Norwegian fjord sediments reveal NAO related winter temperature and precipitation changes of the past 2800 years

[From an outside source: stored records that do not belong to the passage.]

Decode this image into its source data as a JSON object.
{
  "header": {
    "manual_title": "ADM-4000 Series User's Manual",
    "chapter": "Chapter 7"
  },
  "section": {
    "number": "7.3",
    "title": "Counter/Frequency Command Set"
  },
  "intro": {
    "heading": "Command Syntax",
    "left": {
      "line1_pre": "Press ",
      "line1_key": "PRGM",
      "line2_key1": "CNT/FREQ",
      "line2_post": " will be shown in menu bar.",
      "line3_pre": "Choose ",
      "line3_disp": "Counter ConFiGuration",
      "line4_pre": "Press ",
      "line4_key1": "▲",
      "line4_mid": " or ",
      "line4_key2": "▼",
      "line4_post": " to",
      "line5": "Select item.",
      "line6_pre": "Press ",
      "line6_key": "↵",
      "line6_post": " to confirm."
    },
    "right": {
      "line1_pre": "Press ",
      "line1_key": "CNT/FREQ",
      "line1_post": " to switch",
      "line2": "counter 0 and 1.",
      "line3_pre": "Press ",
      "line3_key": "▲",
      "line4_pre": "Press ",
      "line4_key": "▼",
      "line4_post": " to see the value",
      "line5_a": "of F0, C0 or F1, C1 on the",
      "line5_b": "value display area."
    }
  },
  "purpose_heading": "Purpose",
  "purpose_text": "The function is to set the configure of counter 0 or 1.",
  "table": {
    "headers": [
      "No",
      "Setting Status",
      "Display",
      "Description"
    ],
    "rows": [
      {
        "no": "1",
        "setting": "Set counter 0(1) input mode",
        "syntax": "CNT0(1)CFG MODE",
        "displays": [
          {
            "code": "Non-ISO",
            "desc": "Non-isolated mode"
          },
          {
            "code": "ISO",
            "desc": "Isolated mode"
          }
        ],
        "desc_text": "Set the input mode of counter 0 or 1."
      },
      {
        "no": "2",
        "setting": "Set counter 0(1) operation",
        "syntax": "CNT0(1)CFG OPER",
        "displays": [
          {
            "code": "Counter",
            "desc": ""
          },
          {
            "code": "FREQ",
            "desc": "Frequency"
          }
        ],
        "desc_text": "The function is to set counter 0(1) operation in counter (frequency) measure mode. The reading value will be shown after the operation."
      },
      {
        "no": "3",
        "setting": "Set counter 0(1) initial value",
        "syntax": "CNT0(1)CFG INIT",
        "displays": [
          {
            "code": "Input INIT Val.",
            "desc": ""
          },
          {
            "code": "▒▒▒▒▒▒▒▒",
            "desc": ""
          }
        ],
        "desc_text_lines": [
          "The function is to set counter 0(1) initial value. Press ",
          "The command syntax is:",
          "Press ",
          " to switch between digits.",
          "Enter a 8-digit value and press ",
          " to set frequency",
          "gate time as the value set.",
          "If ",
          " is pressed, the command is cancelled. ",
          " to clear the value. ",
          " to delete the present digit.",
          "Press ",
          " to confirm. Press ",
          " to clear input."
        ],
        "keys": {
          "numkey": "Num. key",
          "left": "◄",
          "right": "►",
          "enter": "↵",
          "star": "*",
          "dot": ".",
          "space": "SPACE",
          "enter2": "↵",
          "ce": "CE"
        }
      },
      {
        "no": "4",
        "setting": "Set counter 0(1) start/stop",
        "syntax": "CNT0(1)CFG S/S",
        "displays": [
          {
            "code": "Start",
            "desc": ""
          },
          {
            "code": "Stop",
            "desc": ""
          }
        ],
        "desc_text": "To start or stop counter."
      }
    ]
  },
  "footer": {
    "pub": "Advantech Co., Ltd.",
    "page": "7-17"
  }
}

The North Atlantic Oscillation (NAO) is the leading mode of atmospheric circulation variability in the North Atlantic region. Associated shifts of storm tracks, precipitation and temperature patterns affect energy supply and demand, fisheries and agricultural, as well as marine and terrestrial ecological dynamics. Long-term NAO records are crucial to better understand its response to climate forcing factors, and assess predictability and shifts associated with ongoing climate change. A recent study of instrumental time series revealed NAO as main factor for a strong relation between winter temperature, precipitation and river discharge in central Norway over the past 50 years. Here we compare geochemical measurements with instrumental data and show that primary productivity recorded in central Norwegian fjord sediments is sensitive to NAO variability. This observation is used to calibrate paleoproductivity changes to a 500-year reconstruction of winter NAO (Luterbacher et al., 2001). Conditioned on a stationary relation between our climate proxy and the NAO we establish a first high resolution NAO proxy record (NAOTFJ) from marine sediments covering the past 2800 years. The NAOTFJ shows distinct co-variability with climate changes over Greenland, solar activity and Northern Hemisphere glacier dynamics as well as climatically associated paleo-demographic trends. The here presented climate record shows that fjord sediments provide crucial information for an improved understanding of the linkages between atmospheric circulation, solar and oceanic forcing factors.